*WHAT YOU SHOULD DO*
Should any entry seem unclear, still set it down exactly as given, along with all the others.

(Stored entries)

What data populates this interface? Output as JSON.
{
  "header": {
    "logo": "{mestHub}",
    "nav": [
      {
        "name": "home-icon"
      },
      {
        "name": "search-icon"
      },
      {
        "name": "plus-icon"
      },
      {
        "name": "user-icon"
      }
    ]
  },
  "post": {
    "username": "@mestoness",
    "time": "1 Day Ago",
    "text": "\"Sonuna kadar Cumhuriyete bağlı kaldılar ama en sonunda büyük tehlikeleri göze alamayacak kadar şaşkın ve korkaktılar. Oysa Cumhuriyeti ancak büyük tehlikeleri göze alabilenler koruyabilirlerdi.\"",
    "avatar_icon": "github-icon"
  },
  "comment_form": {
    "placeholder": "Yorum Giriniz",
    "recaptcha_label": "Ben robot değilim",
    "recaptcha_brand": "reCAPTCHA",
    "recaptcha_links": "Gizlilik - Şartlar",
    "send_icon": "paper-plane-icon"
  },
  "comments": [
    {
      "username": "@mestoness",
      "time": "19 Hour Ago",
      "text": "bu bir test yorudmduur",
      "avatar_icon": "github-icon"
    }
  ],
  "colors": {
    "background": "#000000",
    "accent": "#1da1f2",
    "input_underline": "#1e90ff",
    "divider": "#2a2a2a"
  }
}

*ANSWER SPACE*
What data populates this interface? Output as JSON.
{
  "header": {
    "logo": "{mestHub}",
    "nav": [
      {
        "name": "home-icon"
      },
      {
        "name": "search-icon"
      },
      {
        "name": "plus-icon"
      },
      {
        "name": "user-icon"
      }
    ]
  },
  "post": {
    "username": "@mestoness",
    "time": "1 Day Ago",
    "text": "\"Sonuna kadar Cumhuriyete bağlı kaldılar ama en sonunda büyük tehlikeleri göze alamayacak kadar şaşkın ve korkaktılar. Oysa Cumhuriyeti ancak büyük tehlikeleri göze alabilenler koruyabilirlerdi.\"",
    "avatar_icon": "github-icon"
  },
  "comment_form": {
    "placeholder": "Yorum Giriniz",
    "recaptcha_label": "Ben robot değilim",
    "recaptcha_brand": "reCAPTCHA",
    "recaptcha_links": "Gizlilik - Şartlar",
    "send_icon": "paper-plane-icon"
  },
  "comments": [
    {
      "username": "@mestoness",
      "time": "19 Hour Ago",
      "text": "bu bir test yorudmduur",
      "avatar_icon": "github-icon"
    }
  ],
  "colors": {
    "background": "#000000",
    "accent": "#1da1f2",
    "input_underline": "#1e90ff",
    "divider": "#2a2a2a"
  }
}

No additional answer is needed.